Many of the bills submitted at the end of the Texas Legislature's last session for consideration next year affect the workplace and carry the potential to significantly alter the landscape for employers and their employees, says Felix Digilov of Fisher Phillips.
The Federal Reserve Board recently issued two proposals that represent a significant change in the prudential regulation of large banking organizations. Attorneys with Debevoise & Plimpton LLP examine the notable aspects of the new framework.
The U.S. Securities and Exchange Commission's regulatory agenda for the coming year — announced last week — is not excessively long, which means Chairman Jay Clayton takes it seriously and intends to act on it, says Richard Marshall of Katten Muchin Rosenman LLP.
In 2018, the U.S. government strengthened sanctions targeting Iran, Russia and Venezuela, sanctioned an agency of the Chinese government and completed the second largest sanctions-related enforcement action on record. And the evidence suggests 2019 will be equally tumultuous, say attorneys with Ropes & Gray LLP.
A case of great importance to advocates for Social Security claimants, Biestek v. Berryhill seems straightforward in one sense, but the range of questions at oral arguments before the U.S. Supreme Court suggest it may not be, says Bill Nolan of Barnes & Thornburg LLP.
Opening comments by parties in mediation that are made with the proper content and tone can diffuse pent-up emotion and pave the way for a successful resolution. But an opening presentation can do more harm than good if delivered the wrong way, say Jann Johnson and William Haddad of ADR Systems LLC.
In February, Congress amended Internal Revenue Code Section 45Q, creating a tax equity market that supports investment in carbon capture and storage projects. Additional guidance, like that proposed by the Carbon Capture Coalition, is needed in a number of key subject areas to unlock this market, says Hunter Johnston of Steptoe & Johnson LLP.
Last month, the Office of Foreign Assets Control announced a settlement with Cobham Holdings over shipments of goods to a Russian entity. The violations, apparently caused by deficient screening software, may signal heightened compliance expectations, say Roberto Gonzalez and Rachel Fiorill of Paul Weiss Rifkind Wharton & Garrison LLP.

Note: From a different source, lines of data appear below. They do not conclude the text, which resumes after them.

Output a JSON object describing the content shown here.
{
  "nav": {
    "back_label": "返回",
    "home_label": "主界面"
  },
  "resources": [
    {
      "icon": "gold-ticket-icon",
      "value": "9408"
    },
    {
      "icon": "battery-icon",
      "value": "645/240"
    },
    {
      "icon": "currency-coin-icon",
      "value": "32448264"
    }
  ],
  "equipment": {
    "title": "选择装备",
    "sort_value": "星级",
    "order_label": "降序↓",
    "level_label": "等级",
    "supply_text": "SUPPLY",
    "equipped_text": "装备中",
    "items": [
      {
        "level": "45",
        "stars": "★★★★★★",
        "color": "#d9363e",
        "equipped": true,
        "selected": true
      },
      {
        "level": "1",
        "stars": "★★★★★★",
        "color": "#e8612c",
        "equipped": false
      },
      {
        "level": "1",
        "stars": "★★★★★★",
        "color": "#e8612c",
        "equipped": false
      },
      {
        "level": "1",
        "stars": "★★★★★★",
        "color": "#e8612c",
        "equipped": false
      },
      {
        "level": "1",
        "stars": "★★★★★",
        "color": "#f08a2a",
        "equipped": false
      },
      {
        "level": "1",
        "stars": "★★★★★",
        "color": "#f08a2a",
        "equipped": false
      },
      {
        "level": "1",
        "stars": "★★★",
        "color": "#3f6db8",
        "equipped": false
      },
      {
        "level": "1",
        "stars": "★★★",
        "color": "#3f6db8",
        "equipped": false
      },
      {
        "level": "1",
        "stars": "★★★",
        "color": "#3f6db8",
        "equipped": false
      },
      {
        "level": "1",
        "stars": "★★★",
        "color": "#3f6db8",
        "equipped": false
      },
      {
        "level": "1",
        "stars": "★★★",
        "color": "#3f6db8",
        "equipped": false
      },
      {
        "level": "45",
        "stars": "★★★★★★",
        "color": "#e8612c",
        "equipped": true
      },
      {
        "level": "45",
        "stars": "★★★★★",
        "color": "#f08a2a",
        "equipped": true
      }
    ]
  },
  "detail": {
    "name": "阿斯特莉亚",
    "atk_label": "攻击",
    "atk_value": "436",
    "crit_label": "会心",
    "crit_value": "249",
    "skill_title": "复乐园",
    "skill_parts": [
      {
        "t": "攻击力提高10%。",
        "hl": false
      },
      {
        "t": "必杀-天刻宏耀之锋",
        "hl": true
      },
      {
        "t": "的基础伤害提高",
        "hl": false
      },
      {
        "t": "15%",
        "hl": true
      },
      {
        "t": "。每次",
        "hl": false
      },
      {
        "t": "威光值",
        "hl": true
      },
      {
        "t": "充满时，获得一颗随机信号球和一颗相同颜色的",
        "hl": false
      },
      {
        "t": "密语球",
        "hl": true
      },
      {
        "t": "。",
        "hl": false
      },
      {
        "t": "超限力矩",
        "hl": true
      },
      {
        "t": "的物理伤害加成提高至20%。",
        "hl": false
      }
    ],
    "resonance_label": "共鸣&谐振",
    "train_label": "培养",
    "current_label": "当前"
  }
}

As the year comes to a close, attorneys at King & Spalding LLP look back at a few of the most notable developments at the U.S. Department of Justice, including corporate monitor guidance, a False Claims Act policy shift, foreign exchange prosecutions, cryptocurrency fraud and international cooperation developments.